Granta continued steady progress toward gender parity in 2015. Women represented 49 percent of contributors, up slightly from last year’s 48 percent.
Last year we reported that The New Republic made good on its promise to change, with slight improvement in most categories. In 2015, we observed a dramatic increase, as women’s share of the pie increased to 45 percent, up 18 percentage points from 2014’s 27 percent.
Of the six years VIDA has counted, at The Times Literary Supplement women writers have made up less than one third of the pie. In 2015, overall, 917 pieces by women writers made up 29 percent of the pie. This reflects a 1-percentage point increase from last year’s 28 percent. Three book reviews and one author reviewed identified as trans women, comprising 0.1 percent of the pie.
The count favored women in the categories of book reviewers, authors reviewed, and in-brief at the Boston Review. Overall, women made up 46 percent of the pie, which is the highest percentage over the six-year period we’ve been counting, up from 33 percent in 2010.

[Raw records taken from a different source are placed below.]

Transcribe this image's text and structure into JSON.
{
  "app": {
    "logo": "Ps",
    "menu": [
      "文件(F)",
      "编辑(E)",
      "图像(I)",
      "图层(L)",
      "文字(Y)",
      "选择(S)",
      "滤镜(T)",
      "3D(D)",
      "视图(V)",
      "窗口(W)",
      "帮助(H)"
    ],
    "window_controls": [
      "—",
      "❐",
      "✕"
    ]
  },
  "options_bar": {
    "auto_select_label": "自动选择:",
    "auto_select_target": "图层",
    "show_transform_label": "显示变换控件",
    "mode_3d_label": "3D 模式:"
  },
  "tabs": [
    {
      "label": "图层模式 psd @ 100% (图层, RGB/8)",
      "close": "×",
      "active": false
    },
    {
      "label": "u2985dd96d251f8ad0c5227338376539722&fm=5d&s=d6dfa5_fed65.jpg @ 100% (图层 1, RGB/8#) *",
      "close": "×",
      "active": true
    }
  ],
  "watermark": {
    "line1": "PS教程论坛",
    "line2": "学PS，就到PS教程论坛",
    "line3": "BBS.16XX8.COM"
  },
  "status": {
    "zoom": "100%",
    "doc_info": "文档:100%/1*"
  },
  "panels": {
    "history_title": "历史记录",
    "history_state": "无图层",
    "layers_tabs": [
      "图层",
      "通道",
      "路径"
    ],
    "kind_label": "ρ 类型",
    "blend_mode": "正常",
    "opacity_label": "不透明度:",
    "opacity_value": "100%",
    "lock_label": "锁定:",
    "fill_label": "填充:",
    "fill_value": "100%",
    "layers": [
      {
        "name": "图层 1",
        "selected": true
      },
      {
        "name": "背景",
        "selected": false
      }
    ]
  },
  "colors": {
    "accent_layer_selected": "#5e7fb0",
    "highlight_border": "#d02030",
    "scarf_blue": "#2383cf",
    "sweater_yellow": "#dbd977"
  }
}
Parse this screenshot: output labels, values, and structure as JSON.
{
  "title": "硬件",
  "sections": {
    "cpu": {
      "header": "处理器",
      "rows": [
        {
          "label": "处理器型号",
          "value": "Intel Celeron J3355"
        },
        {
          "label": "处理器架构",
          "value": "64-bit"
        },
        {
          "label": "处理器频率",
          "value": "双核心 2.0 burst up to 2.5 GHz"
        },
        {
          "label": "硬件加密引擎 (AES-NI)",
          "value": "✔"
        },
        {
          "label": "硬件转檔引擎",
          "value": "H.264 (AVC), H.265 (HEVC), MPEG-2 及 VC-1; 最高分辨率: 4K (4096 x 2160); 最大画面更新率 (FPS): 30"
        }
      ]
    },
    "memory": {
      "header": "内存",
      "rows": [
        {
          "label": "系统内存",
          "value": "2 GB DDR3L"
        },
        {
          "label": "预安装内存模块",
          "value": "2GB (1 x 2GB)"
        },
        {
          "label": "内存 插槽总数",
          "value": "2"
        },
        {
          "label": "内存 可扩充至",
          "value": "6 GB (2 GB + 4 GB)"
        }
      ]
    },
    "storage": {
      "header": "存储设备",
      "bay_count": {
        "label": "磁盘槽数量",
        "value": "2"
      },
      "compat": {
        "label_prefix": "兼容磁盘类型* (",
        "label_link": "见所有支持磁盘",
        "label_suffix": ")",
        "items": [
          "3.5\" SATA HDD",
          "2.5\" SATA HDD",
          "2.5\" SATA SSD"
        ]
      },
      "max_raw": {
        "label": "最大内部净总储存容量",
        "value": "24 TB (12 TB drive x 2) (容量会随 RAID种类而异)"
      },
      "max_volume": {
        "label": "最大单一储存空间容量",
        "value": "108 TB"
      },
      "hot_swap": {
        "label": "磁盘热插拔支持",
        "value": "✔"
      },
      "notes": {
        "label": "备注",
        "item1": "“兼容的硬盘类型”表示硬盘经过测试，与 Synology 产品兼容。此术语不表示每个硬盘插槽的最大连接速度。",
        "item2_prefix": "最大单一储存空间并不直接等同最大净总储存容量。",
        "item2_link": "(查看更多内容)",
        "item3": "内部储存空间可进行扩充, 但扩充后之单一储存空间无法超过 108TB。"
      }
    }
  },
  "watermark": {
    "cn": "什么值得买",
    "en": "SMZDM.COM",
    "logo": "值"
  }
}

Last year we were cautiously optimistic about progress at The Atlantic, which saw an 8 percentage point increase to 40 percent women overall. Unfortunately, this trend did not hold for 2015, as the overall percentage for women dropped to 30 percent, its lowest percentage for the last three years. Men took home a greater share of the pie in every category, including bylines (70%).